It’s not everyone’s cup of tea, I know, but there are some out there who feel the same as me, and it’s always a joy to have a really good travel discussion with inworld friends, particularly as some of them live in places I’d really love to see myself. It was during one such discussion recently that it occurred to me that, even though I’ve been to some pretty exotic locations in far-flung reaches of the world, when it comes to my own little island I’ve only seen and explored a tiny part of it, maybe no more than 25% at best. There are whole swathes of the UK that are completely unknown to me – Scotland, Northern Ireland, the whole of the East coast, much of the South East beyond London, and anywhere North of Northampton – plenty to keep me going for a good few years yet, without ever having to fish out my passport! You could probably capture all the places I’ve seen in my own backyard within the circumference of a 300 mile circle.
I don’t think that’s particularly unique to me – I’m sure there are many of us who may have travelled the world, yet what lies just a few miles down the road is a complete mystery to us, and even when we do get about it’s often along well-worn routes and into familiar territory. Some of us may cover hundreds of miles routinely, but our knowledge of the journey is limited to a thin strip, the width of a road or railway track, and a few well-trodden streets at our destination.

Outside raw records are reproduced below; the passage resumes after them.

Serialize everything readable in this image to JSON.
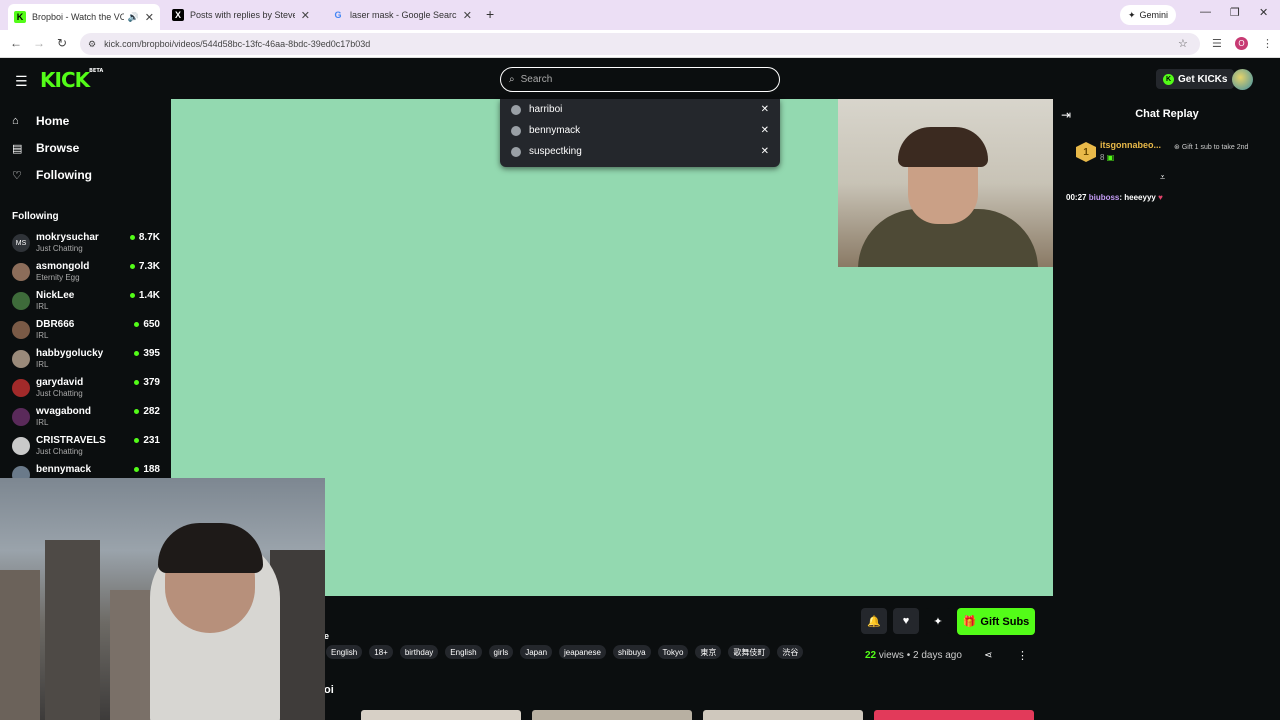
{
  "browser": {
    "tabs": [
      {
        "title": "Bropboi - Watch the VOD o",
        "favicon": "K",
        "active": true
      },
      {
        "title": "Posts with replies by Steven - S",
        "favicon": "X",
        "active": false
      },
      {
        "title": "laser mask - Google Search",
        "favicon": "G",
        "active": false
      }
    ],
    "gemini_label": "Gemini",
    "url": "kick.com/bropboi/videos/544d58bc-13fc-46aa-8bdc-39ed0c17b03d",
    "profile_initial": "O"
  },
  "header": {
    "logo": "KICK",
    "logo_badge": "BETA",
    "search_placeholder": "Search",
    "get_kicks_label": "Get KICKs"
  },
  "search_history": [
    {
      "label": "harriboi"
    },
    {
      "label": "bennymack"
    },
    {
      "label": "suspectking"
    }
  ],
  "sidebar": {
    "nav": [
      {
        "label": "Home",
        "icon": "home-icon"
      },
      {
        "label": "Browse",
        "icon": "browse-icon"
      },
      {
        "label": "Following",
        "icon": "heart-icon"
      }
    ],
    "following_heading": "Following",
    "following": [
      {
        "name": "mokrysuchar",
        "category": "Just Chatting",
        "viewers": "8.7K",
        "initials": "MS"
      },
      {
        "name": "asmongold",
        "category": "Eternity Egg",
        "viewers": "7.3K",
        "initials": ""
      },
      {
        "name": "NickLee",
        "category": "IRL",
        "viewers": "1.4K",
        "initials": ""
      },
      {
        "name": "DBR666",
        "category": "IRL",
        "viewers": "650",
        "initials": ""
      },
      {
        "name": "habbygolucky",
        "category": "IRL",
        "viewers": "395",
        "initials": ""
      },
      {
        "name": "garydavid",
        "category": "Just Chatting",
        "viewers": "379",
        "initials": ""
      },
      {
        "name": "wvagabond",
        "category": "IRL",
        "viewers": "282",
        "initials": ""
      },
      {
        "name": "CRISTRAVELS",
        "category": "Just Chatting",
        "viewers": "231",
        "initials": ""
      },
      {
        "name": "bennymack",
        "category": "",
        "viewers": "188",
        "initials": ""
      }
    ]
  },
  "chat": {
    "title": "Chat Replay",
    "gift_leader": {
      "rank": "1",
      "user": "itsgonnabeo...",
      "count": "8",
      "hint": "Gift 1 sub to take 2nd"
    },
    "messages": [
      {
        "time": "00:27",
        "user": "biuboss",
        "text": "heeeyyy"
      }
    ]
  },
  "video_info": {
    "gift_subs_label": "Gift Subs",
    "tags": [
      "English",
      "18+",
      "birthday",
      "English",
      "girls",
      "Japan",
      "jeapanese",
      "shibuya",
      "Tokyo",
      "東京",
      "歌舞伎町",
      "渋谷"
    ],
    "views_count": "22",
    "views_label": "views",
    "separator": "•",
    "posted": "2 days ago",
    "title_fragment": "e",
    "section_fragment": "oi"
  },
  "colors": {
    "brand": "#53fc18",
    "background": "#0b0e0f",
    "video_bg": "#93d9b0"
  }
}
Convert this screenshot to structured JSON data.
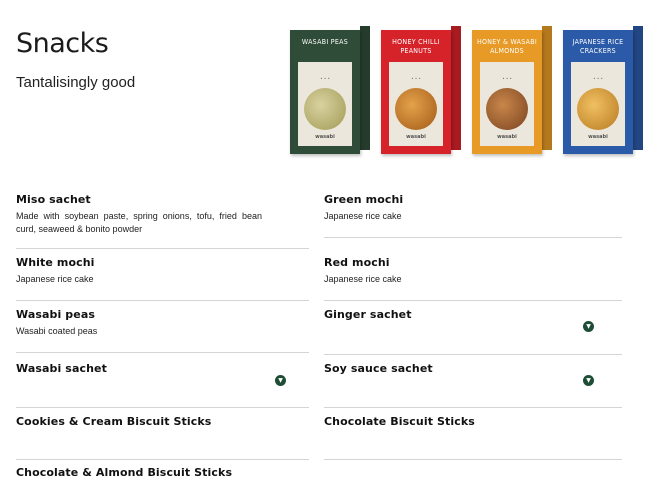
{
  "header": {
    "title": "Snacks",
    "subtitle": "Tantalisingly good"
  },
  "packs": [
    {
      "name": "WASABI PEAS",
      "color": "#2f4c38"
    },
    {
      "name": "HONEY CHILLI PEANUTS",
      "color": "#d6232a"
    },
    {
      "name": "HONEY & WASABI ALMONDS",
      "color": "#e79a25"
    },
    {
      "name": "JAPANESE RICE CRACKERS",
      "color": "#2b5aa8"
    }
  ],
  "items": [
    {
      "name": "Miso sachet",
      "desc": "Made with soybean paste, spring onions, tofu, fried bean curd, seaweed & bonito powder"
    },
    {
      "name": "Green mochi",
      "desc": "Japanese rice cake"
    },
    {
      "name": "White mochi",
      "desc": "Japanese rice cake"
    },
    {
      "name": "Red mochi",
      "desc": "Japanese rice cake"
    },
    {
      "name": "Wasabi peas",
      "desc": "Wasabi coated peas"
    },
    {
      "name": "Ginger sachet",
      "desc": ""
    },
    {
      "name": "Wasabi sachet",
      "desc": ""
    },
    {
      "name": "Soy sauce sachet",
      "desc": ""
    },
    {
      "name": "Cookies & Cream Biscuit Sticks",
      "desc": ""
    },
    {
      "name": "Chocolate Biscuit Sticks",
      "desc": ""
    },
    {
      "name": "Chocolate & Almond Biscuit Sticks",
      "desc": ""
    }
  ],
  "icons": {
    "expand": "chevron-down-icon"
  },
  "colors": {
    "accent": "#1e4d36"
  }
}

This is very true of SL too. Despite our virtual world being more than capacious enough to keep us entertained for as long as we could wish, a great many of us seem to cover a tiny geographical range. If you were to fit us with the virtual equivalent of radio tracking collars, the tracks we’d leave on the world map would invariably fall into a distinct pattern, with our SLives revolving around maybe three or four favourite locations and little variation from week to week. I remember an inworld conversation some years ago, when another resident told me that in four years they’d never attempted to explore anywhere outside their regular haunts – I was astonished, but now I realise just how few people do spend time actively exploring, once they have settled into a comfortable inworld routine.
Over time, my own forays around SL have tended to become less frequent too – mainly as a result of time constraints and other commitments, but it’s not something I’d ever want to neglect altogether. There are numerous amazing places I’ve discovered over the years that have now, sadly, vanished forever and I’m extremely grateful that I had the opportunity to see them before they disappeared. Then there’s the fascination of exploring locations from SL’s past, reminders and an insight into the way SL once was… And, of course, there are always new and unique places to discover, if only you take the time to hunt them out!
Perhaps, as the year unfolds, I’ll rediscover that spirit of wanderlust and spend a little more time getting out and about, and a little less time staying put?
Hit the road Jack and don’t you come back no more, no more, no more, no more.
Hit the road Jack and don’t you come back no more.
What you say?
Ray Charles – Hit The Road Jack